I think they're wrong.
I have had the opportunity to travel many times outside of Armenia and every time I leave I can't wait to get back. My family back home start rolling their eyes whenever I'm in Canada and constantly talk about wanting to get back to Yerevan. This past week proved to me that I am not the only crazy person who feels this way.
When my friends who have moved to Armenia from different parts of the world started talking about how much they missed Yerevan a few days ago, I finally felt vindicated. For the group of us repats who have found and embraced each other, the sacrifices have been worth it.
There are times however when I sit back and look at us all and feel that unlike the Canadian snowbirds, our wings are battered and weary. None of us has aunts, uncles, cousins, parents, or siblings here. An outsider might think we resemble orphans or a bunch of outsiders pretending to fit in.
Many years ago we had all gone to see a play in Yerevan called 44 Degrees. It was about a couple from the United States, Mgro and Anush, who had moved to a small village in Armenia. They had come with romantic notions and extravagant dreams of making a new life for themselves in the motherland.
The husband, Mgro, was keeping bees to make honey, while Anush was yearning to return to the States. Any time a fellow villager would decide to leave the country in search of a better life outside of Armenia, they would leave the keys to their homes with Mgro. After a time all the villagers had left and only Mgro and Anush were left in the village.
Every night Mgro would bring out a huge telescope and study the stars. Yerevan is found at 44 degrees longitude, and he would try and track its position. After he would put his telescope away, Anush would come out toward the break of dawn and look up to the skies and talk to her mother. Her stirring words of garod were heartwrenching. All of us there in the theater had left our mothers behind. At one point during Anush's talks with her mother I broke down and began sobbing, trying desperately to contain myself as my girlfriend reached for my hand. I thought my heart was going to explode inside my chest.
Finally Mgro's wife persuades him to return back "home" to the States. She asks him, "Why should we be the ones staying here when everyone else has left?" Mgro breaks down and agrees to leave behind the village he has grown to love. As he is leaving with his suitcase in hand, he suddenly flies into a rage and destroys all the beehives he has lovingly cared for. His bees escape as he weeps for their loss, for the loss of his dreams, and ultimately for his loss of the homeland. As his wife is dragging him off stage one of his bees return. Mgro becomes delirious with joy. He turns to his wife and says as long as one bee returns, that means there is hope for the others and he decides finally to stay.
When the lights came on, my friends both male and female were sitting in their seats weeping uncontrollably. We understood so well what the message of that play was.

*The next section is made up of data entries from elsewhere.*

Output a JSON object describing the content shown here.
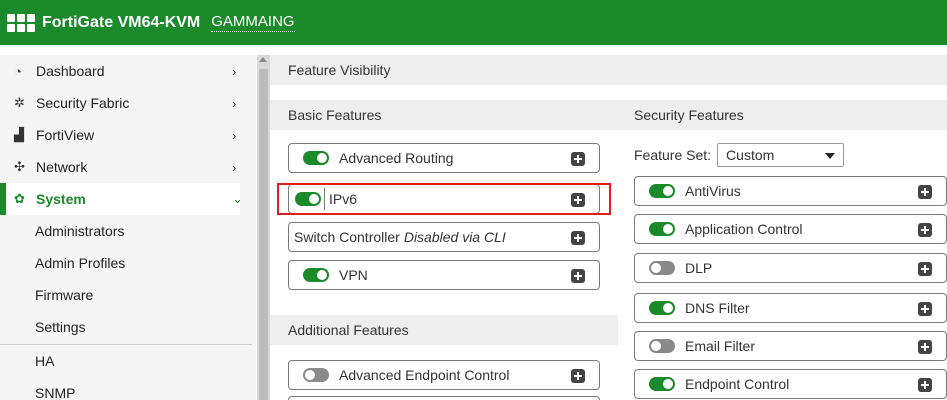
{
  "header": {
    "brand": "FortiGate VM64-KVM",
    "hostname": "GAMMAING",
    "brand_color": "#1b8a2b"
  },
  "sidebar": {
    "items": [
      {
        "label": "Dashboard",
        "icon": "dashboard-icon",
        "glyph": "◔"
      },
      {
        "label": "Security Fabric",
        "icon": "security-fabric-icon",
        "glyph": "✲"
      },
      {
        "label": "FortiView",
        "icon": "fortiview-icon",
        "glyph": "▟"
      },
      {
        "label": "Network",
        "icon": "network-icon",
        "glyph": "✣"
      },
      {
        "label": "System",
        "icon": "gear-icon",
        "glyph": "✿"
      }
    ],
    "chevron_right": "›",
    "chevron_down": "⌄",
    "sub_items": [
      "Administrators",
      "Admin Profiles",
      "Firmware",
      "Settings",
      "HA",
      "SNMP"
    ]
  },
  "main": {
    "title": "Feature Visibility",
    "basic": {
      "heading": "Basic Features",
      "items": [
        {
          "label": "Advanced Routing",
          "state": "on"
        },
        {
          "label": "IPv6",
          "state": "on"
        },
        {
          "label_plain": "Switch Controller ",
          "label_italic": "Disabled via CLI",
          "state": "none"
        },
        {
          "label": "VPN",
          "state": "on"
        }
      ]
    },
    "additional": {
      "heading": "Additional Features",
      "items": [
        {
          "label": "Advanced Endpoint Control",
          "state": "off"
        }
      ]
    },
    "security": {
      "heading": "Security Features",
      "feature_set_label": "Feature Set:",
      "feature_set_value": "Custom",
      "items": [
        {
          "label": "AntiVirus",
          "state": "on"
        },
        {
          "label": "Application Control",
          "state": "on"
        },
        {
          "label": "DLP",
          "state": "off"
        },
        {
          "label": "DNS Filter",
          "state": "on"
        },
        {
          "label": "Email Filter",
          "state": "off"
        },
        {
          "label": "Endpoint Control",
          "state": "on"
        }
      ]
    }
  },
  "highlight_color": "#e21b1b"
}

It had a special meaning for us repatriates. We understood that we while we had left behind our mothers the motherland had adopted us and we now belonged to it and it to us.
That evening we came back home in a stupor. Exhausted both physically and mentally we were sitting around the dining room table unable to talk. My daughter who was a mere 13 at the time looked into my eyes and said, "Mom, I am so proud to be here."
No matter where we go, where our travels take us, no matter how far we have flown to get here, this place is our home and we all love it. That is all I can say.